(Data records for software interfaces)
※ ※ ※
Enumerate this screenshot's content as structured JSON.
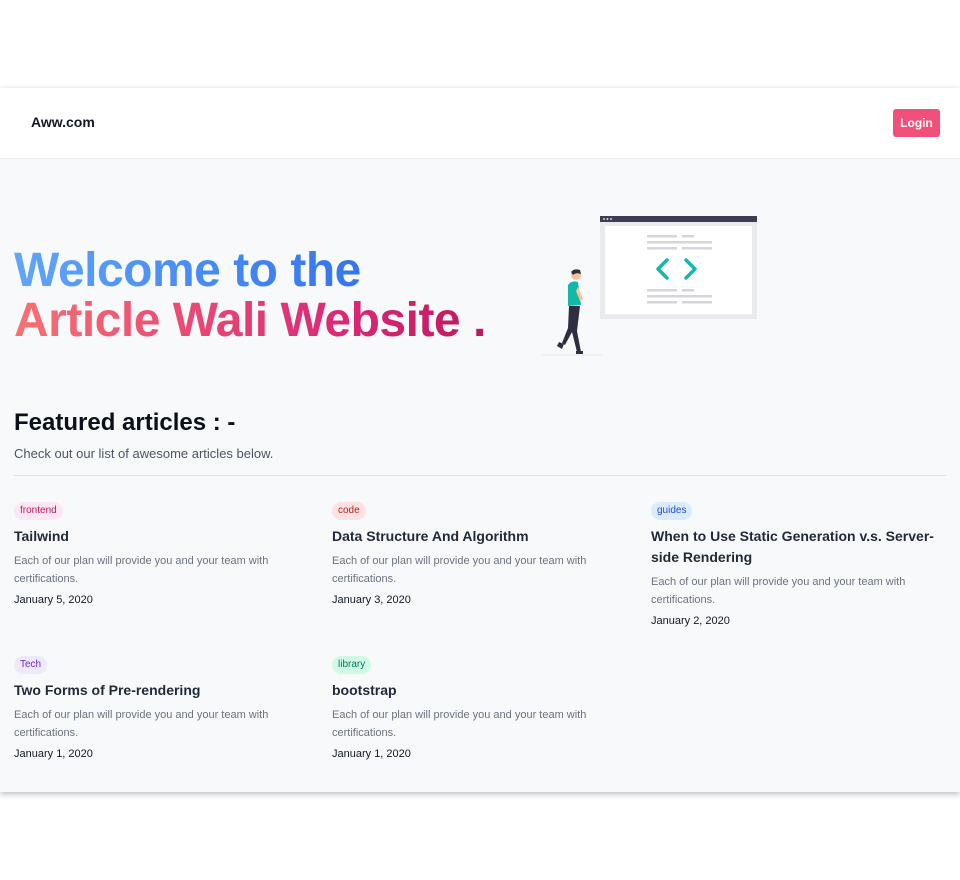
{
  "nav": {
    "brand": "Aww.com",
    "login_label": "Login"
  },
  "hero": {
    "line1": "Welcome to the",
    "line2": "Article Wali Website ."
  },
  "featured": {
    "title": "Featured articles : -",
    "subtitle": "Check out our list of awesome articles below."
  },
  "articles": [
    {
      "tag": "frontend",
      "tag_bg": "#fce7f3",
      "tag_color": "#be185d",
      "title": "Tailwind",
      "description": "Each of our plan will provide you and your team with certifications.",
      "date": "January 5, 2020"
    },
    {
      "tag": "code",
      "tag_bg": "#fee2e2",
      "tag_color": "#b91c1c",
      "title": "Data Structure And Algorithm",
      "description": "Each of our plan will provide you and your team with certifications.",
      "date": "January 3, 2020"
    },
    {
      "tag": "guides",
      "tag_bg": "#dbeafe",
      "tag_color": "#1d4ed8",
      "title": "When to Use Static Generation v.s. Server-side Rendering",
      "description": "Each of our plan will provide you and your team with certifications.",
      "date": "January 2, 2020"
    },
    {
      "tag": "Tech",
      "tag_bg": "#ede9fe",
      "tag_color": "#6d28d9",
      "title": "Two Forms of Pre-rendering",
      "description": "Each of our plan will provide you and your team with certifications.",
      "date": "January 1, 2020"
    },
    {
      "tag": "library",
      "tag_bg": "#d1fae5",
      "tag_color": "#047857",
      "title": "bootstrap",
      "description": "Each of our plan will provide you and your team with certifications.",
      "date": "January 1, 2020"
    }
  ],
  "illustration": {
    "icon": "code-window-illustration",
    "accent": "#14b8a6"
  }
}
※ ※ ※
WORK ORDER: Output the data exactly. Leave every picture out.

SOLUTION TO THIS TASK:
Enumerate this screenshot's content as structured JSON.
{
  "nav": {
    "brand": "Aww.com",
    "login_label": "Login"
  },
  "hero": {
    "line1": "Welcome to the",
    "line2": "Article Wali Website ."
  },
  "featured": {
    "title": "Featured articles : -",
    "subtitle": "Check out our list of awesome articles below."
  },
  "articles": [
    {
      "tag": "frontend",
      "tag_bg": "#fce7f3",
      "tag_color": "#be185d",
      "title": "Tailwind",
      "description": "Each of our plan will provide you and your team with certifications.",
      "date": "January 5, 2020"
    },
    {
      "tag": "code",
      "tag_bg": "#fee2e2",
      "tag_color": "#b91c1c",
      "title": "Data Structure And Algorithm",
      "description": "Each of our plan will provide you and your team with certifications.",
      "date": "January 3, 2020"
    },
    {
      "tag": "guides",
      "tag_bg": "#dbeafe",
      "tag_color": "#1d4ed8",
      "title": "When to Use Static Generation v.s. Server-side Rendering",
      "description": "Each of our plan will provide you and your team with certifications.",
      "date": "January 2, 2020"
    },
    {
      "tag": "Tech",
      "tag_bg": "#ede9fe",
      "tag_color": "#6d28d9",
      "title": "Two Forms of Pre-rendering",
      "description": "Each of our plan will provide you and your team with certifications.",
      "date": "January 1, 2020"
    },
    {
      "tag": "library",
      "tag_bg": "#d1fae5",
      "tag_color": "#047857",
      "title": "bootstrap",
      "description": "Each of our plan will provide you and your team with certifications.",
      "date": "January 1, 2020"
    }
  ],
  "illustration": {
    "icon": "code-window-illustration",
    "accent": "#14b8a6"
  }
}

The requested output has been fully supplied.